EXERCISE DIRECTIONS: Pictures stay out; please output the remaining data exactly.

------------------------------

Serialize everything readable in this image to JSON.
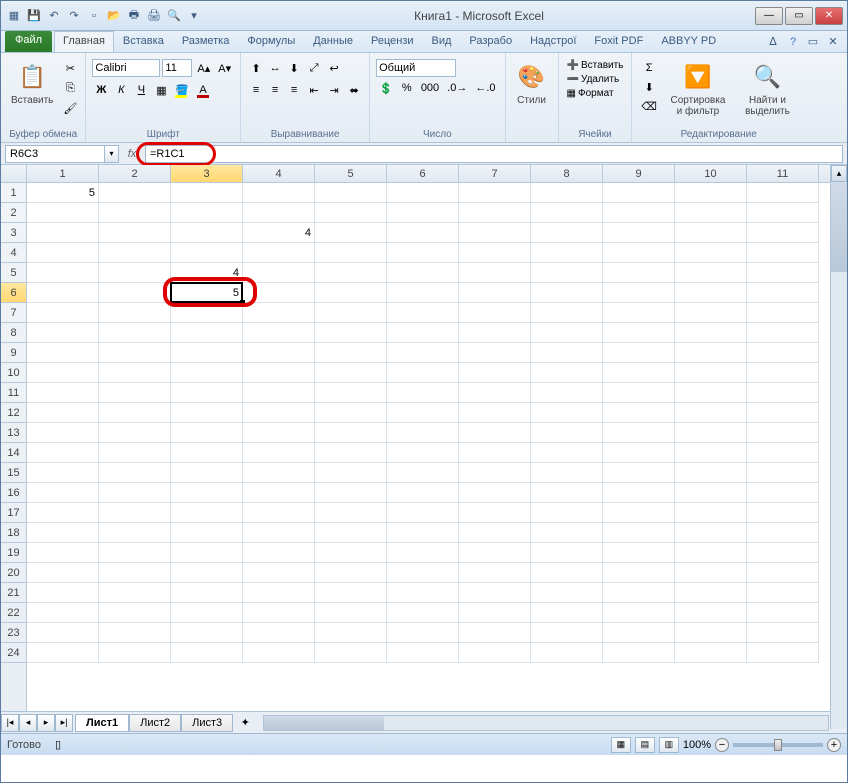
{
  "window": {
    "title": "Книга1  -  Microsoft Excel"
  },
  "qat_icons": [
    "excel",
    "save",
    "undo",
    "redo",
    "new",
    "open",
    "print",
    "quickprint",
    "preview"
  ],
  "tabs": {
    "file": "Файл",
    "items": [
      "Главная",
      "Вставка",
      "Разметка",
      "Формулы",
      "Данные",
      "Рецензи",
      "Вид",
      "Разрабо",
      "Надстрої",
      "Foxit PDF",
      "ABBYY PD"
    ],
    "active_index": 0
  },
  "ribbon": {
    "clipboard": {
      "label": "Буфер обмена",
      "paste": "Вставить"
    },
    "font": {
      "label": "Шрифт",
      "name": "Calibri",
      "size": "11"
    },
    "alignment": {
      "label": "Выравнивание"
    },
    "number": {
      "label": "Число",
      "format": "Общий"
    },
    "styles": {
      "label": "Стили",
      "btn": "Стили"
    },
    "cells": {
      "label": "Ячейки",
      "insert": "Вставить",
      "delete": "Удалить",
      "format": "Формат"
    },
    "editing": {
      "label": "Редактирование",
      "sort": "Сортировка и фильтр",
      "find": "Найти и выделить"
    }
  },
  "formula_bar": {
    "name_box": "R6C3",
    "formula": "=R1C1"
  },
  "columns": [
    "1",
    "2",
    "3",
    "4",
    "5",
    "6",
    "7",
    "8",
    "9",
    "10",
    "11"
  ],
  "rows": [
    "1",
    "2",
    "3",
    "4",
    "5",
    "6",
    "7",
    "8",
    "9",
    "10",
    "11",
    "12",
    "13",
    "14",
    "15",
    "16",
    "17",
    "18",
    "19",
    "20",
    "21",
    "22",
    "23",
    "24"
  ],
  "cell_data": {
    "r1c1": "5",
    "r3c4": "4",
    "r5c3": "4",
    "r6c3": "5"
  },
  "selection": {
    "row": 6,
    "col": 3
  },
  "sheets": {
    "items": [
      "Лист1",
      "Лист2",
      "Лист3"
    ],
    "active_index": 0
  },
  "status": {
    "text": "Готово",
    "zoom": "100%"
  }
}
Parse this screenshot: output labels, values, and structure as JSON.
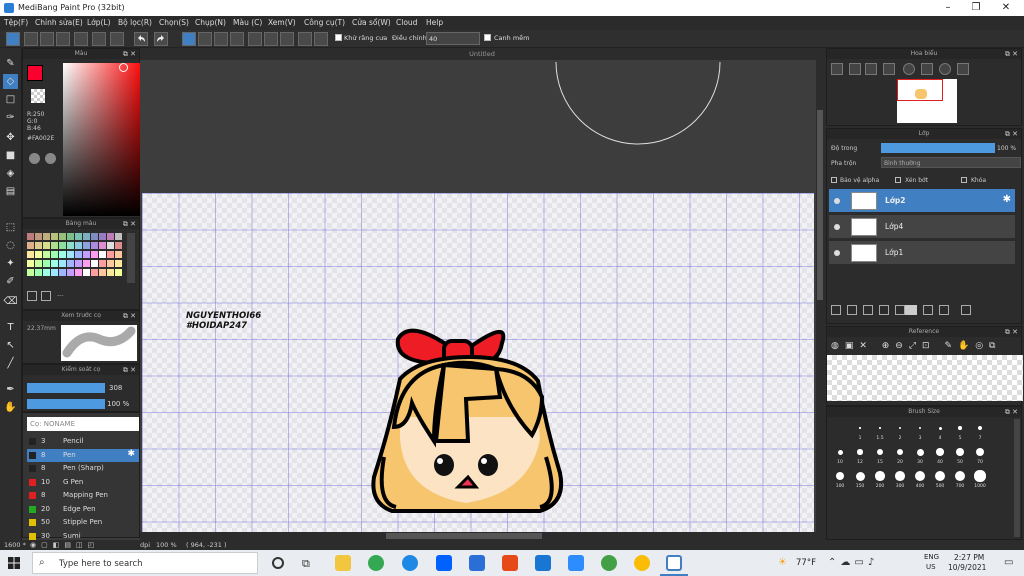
{
  "window": {
    "title": "MediBang Paint Pro (32bit)"
  },
  "menu": [
    "Tệp(F)",
    "Chỉnh sửa(E)",
    "Lớp(L)",
    "Bộ lọc(R)",
    "Chọn(S)",
    "Chụp(N)",
    "Màu (C)",
    "Xem(V)",
    "Công cụ(T)",
    "Cửa sổ(W)",
    "Cloud",
    "Help"
  ],
  "toolbar": {
    "antialias_label": "Khử răng cưa",
    "adjust_label": "Điều chỉnh",
    "adjust_value": "40",
    "snap_label": "Canh mềm"
  },
  "panels": {
    "color": {
      "title": "Màu",
      "r": "R:250",
      "g": "G:0",
      "b": "B:46",
      "hex": "#FA002E",
      "primary": "#fa002e"
    },
    "palette": {
      "title": "Bảng màu",
      "extra": "---"
    },
    "brush_preview": {
      "title": "Xem trước cọ",
      "size": "22.37mm"
    },
    "brush_control": {
      "title": "Kiểm soát cọ",
      "size": "308",
      "opacity": "100 %"
    },
    "brush_list": {
      "search": "Cọ: NONAME",
      "items": [
        {
          "size": "3",
          "name": "Pencil",
          "color": "#222222"
        },
        {
          "size": "8",
          "name": "Pen",
          "color": "#222222"
        },
        {
          "size": "8",
          "name": "Pen (Sharp)",
          "color": "#222222"
        },
        {
          "size": "10",
          "name": "G Pen",
          "color": "#e02020"
        },
        {
          "size": "8",
          "name": "Mapping Pen",
          "color": "#e02020"
        },
        {
          "size": "20",
          "name": "Edge Pen",
          "color": "#22aa22"
        },
        {
          "size": "50",
          "name": "Stipple Pen",
          "color": "#e0c000"
        },
        {
          "size": "30",
          "name": "Sumi",
          "color": "#e0c000"
        }
      ]
    },
    "navigator": {
      "title": "Hoa biểu"
    },
    "layers": {
      "title": "Lớp",
      "opacity_label": "Độ trong",
      "opacity_value": "100 %",
      "blend_label": "Pha trộn",
      "blend_value": "Bình thường",
      "protect_alpha": "Bảo vệ alpha",
      "clipping": "Xén bớt",
      "lock": "Khóa",
      "items": [
        "Lớp2",
        "Lớp4",
        "Lớp1"
      ]
    },
    "reference": {
      "title": "Reference"
    },
    "brush_size": {
      "title": "Brush Size",
      "labels": [
        "1",
        "1.5",
        "2",
        "3",
        "4",
        "5",
        "7",
        "10",
        "12",
        "15",
        "20",
        "30",
        "40",
        "50",
        "70",
        "100",
        "150",
        "200",
        "300",
        "400",
        "500",
        "700",
        "1000"
      ]
    }
  },
  "canvas": {
    "tab_title": "Untitled",
    "watermark_1": "NGUYENTHOI66",
    "watermark_2": "#HOIDAP247"
  },
  "status": {
    "zoom_left": "1600 *",
    "unit": "dpi",
    "zoom": "100 %",
    "coords": "( 964, -231 )"
  },
  "taskbar": {
    "search_placeholder": "Type here to search",
    "weather": "77°F",
    "lang_1": "ENG",
    "lang_2": "US",
    "time": "2:27 PM",
    "date": "10/9/2021"
  }
}
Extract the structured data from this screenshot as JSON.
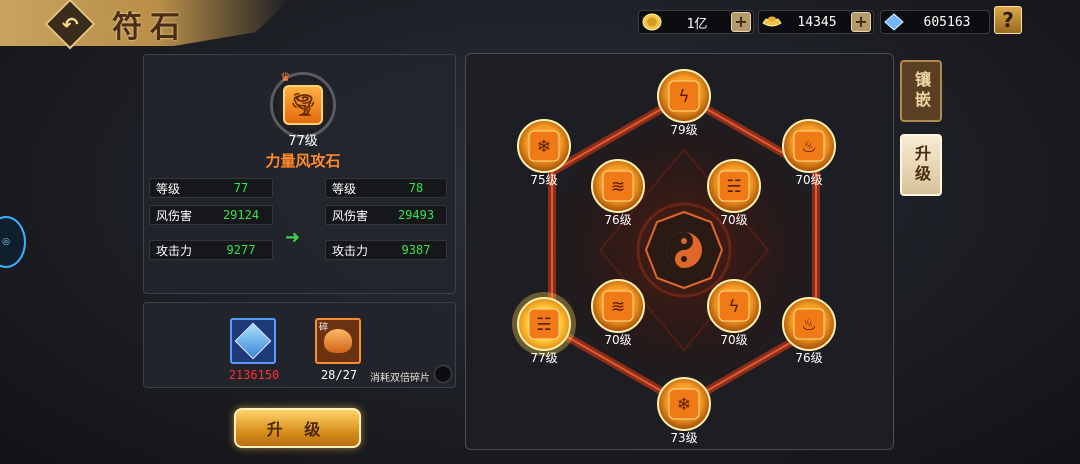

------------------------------

RESULT BELOW:
Serialize everything readable in this image to JSON.
{
  "window": {
    "title": "Книга1  -  Microsoft Excel"
  },
  "qat_icons": [
    "excel",
    "save",
    "undo",
    "redo",
    "new",
    "open",
    "print",
    "quickprint",
    "preview"
  ],
  "tabs": {
    "file": "Файл",
    "items": [
      "Главная",
      "Вставка",
      "Разметка",
      "Формулы",
      "Данные",
      "Рецензи",
      "Вид",
      "Разрабо",
      "Надстрої",
      "Foxit PDF",
      "ABBYY PD"
    ],
    "active_index": 0
  },
  "ribbon": {
    "clipboard": {
      "label": "Буфер обмена",
      "paste": "Вставить"
    },
    "font": {
      "label": "Шрифт",
      "name": "Calibri",
      "size": "11"
    },
    "alignment": {
      "label": "Выравнивание"
    },
    "number": {
      "label": "Число",
      "format": "Общий"
    },
    "styles": {
      "label": "Стили",
      "btn": "Стили"
    },
    "cells": {
      "label": "Ячейки",
      "insert": "Вставить",
      "delete": "Удалить",
      "format": "Формат"
    },
    "editing": {
      "label": "Редактирование",
      "sort": "Сортировка и фильтр",
      "find": "Найти и выделить"
    }
  },
  "formula_bar": {
    "name_box": "R6C3",
    "formula": "=R1C1"
  },
  "columns": [
    "1",
    "2",
    "3",
    "4",
    "5",
    "6",
    "7",
    "8",
    "9",
    "10",
    "11"
  ],
  "rows": [
    "1",
    "2",
    "3",
    "4",
    "5",
    "6",
    "7",
    "8",
    "9",
    "10",
    "11",
    "12",
    "13",
    "14",
    "15",
    "16",
    "17",
    "18",
    "19",
    "20",
    "21",
    "22",
    "23",
    "24"
  ],
  "cell_data": {
    "r1c1": "5",
    "r3c4": "4",
    "r5c3": "4",
    "r6c3": "5"
  },
  "selection": {
    "row": 6,
    "col": 3
  },
  "sheets": {
    "items": [
      "Лист1",
      "Лист2",
      "Лист3"
    ],
    "active_index": 0
  },
  "status": {
    "text": "Готово",
    "zoom": "100%"
  }
}
Parse this screenshot: output labels, values, and structure as JSON.
{
  "window": {
    "title": "MediBang Paint Pro (32bit)"
  },
  "menu": [
    "Tệp(F)",
    "Chỉnh sửa(E)",
    "Lớp(L)",
    "Bộ lọc(R)",
    "Chọn(S)",
    "Chụp(N)",
    "Màu (C)",
    "Xem(V)",
    "Công cụ(T)",
    "Cửa sổ(W)",
    "Cloud",
    "Help"
  ],
  "toolbar": {
    "antialias_label": "Khử răng cưa",
    "adjust_label": "Điều chỉnh",
    "adjust_value": "40",
    "snap_label": "Canh mềm"
  },
  "panels": {
    "color": {
      "title": "Màu",
      "r": "R:250",
      "g": "G:0",
      "b": "B:46",
      "hex": "#FA002E",
      "primary": "#fa002e"
    },
    "palette": {
      "title": "Bảng màu",
      "extra": "---"
    },
    "brush_preview": {
      "title": "Xem trước cọ",
      "size": "22.37mm"
    },
    "brush_control": {
      "title": "Kiểm soát cọ",
      "size": "308",
      "opacity": "100 %"
    },
    "brush_list": {
      "search": "Cọ: NONAME",
      "items": [
        {
          "size": "3",
          "name": "Pencil",
          "color": "#222222"
        },
        {
          "size": "8",
          "name": "Pen",
          "color": "#222222"
        },
        {
          "size": "8",
          "name": "Pen (Sharp)",
          "color": "#222222"
        },
        {
          "size": "10",
          "name": "G Pen",
          "color": "#e02020"
        },
        {
          "size": "8",
          "name": "Mapping Pen",
          "color": "#e02020"
        },
        {
          "size": "20",
          "name": "Edge Pen",
          "color": "#22aa22"
        },
        {
          "size": "50",
          "name": "Stipple Pen",
          "color": "#e0c000"
        },
        {
          "size": "30",
          "name": "Sumi",
          "color": "#e0c000"
        }
      ]
    },
    "navigator": {
      "title": "Hoa biểu"
    },
    "layers": {
      "title": "Lớp",
      "opacity_label": "Độ trong",
      "opacity_value": "100 %",
      "blend_label": "Pha trộn",
      "blend_value": "Bình thường",
      "protect_alpha": "Bảo vệ alpha",
      "clipping": "Xén bớt",
      "lock": "Khóa",
      "items": [
        "Lớp2",
        "Lớp4",
        "Lớp1"
      ]
    },
    "reference": {
      "title": "Reference"
    },
    "brush_size": {
      "title": "Brush Size",
      "labels": [
        "1",
        "1.5",
        "2",
        "3",
        "4",
        "5",
        "7",
        "10",
        "12",
        "15",
        "20",
        "30",
        "40",
        "50",
        "70",
        "100",
        "150",
        "200",
        "300",
        "400",
        "500",
        "700",
        "1000"
      ]
    }
  },
  "canvas": {
    "tab_title": "Untitled",
    "watermark_1": "NGUYENTHOI66",
    "watermark_2": "#HOIDAP247"
  },
  "status": {
    "zoom_left": "1600 *",
    "unit": "dpi",
    "zoom": "100 %",
    "coords": "( 964, -231 )"
  },
  "taskbar": {
    "search_placeholder": "Type here to search",
    "weather": "77°F",
    "lang_1": "ENG",
    "lang_2": "US",
    "time": "2:27 PM",
    "date": "10/9/2021"
  }
}
Extract the structured data from this screenshot as JSON.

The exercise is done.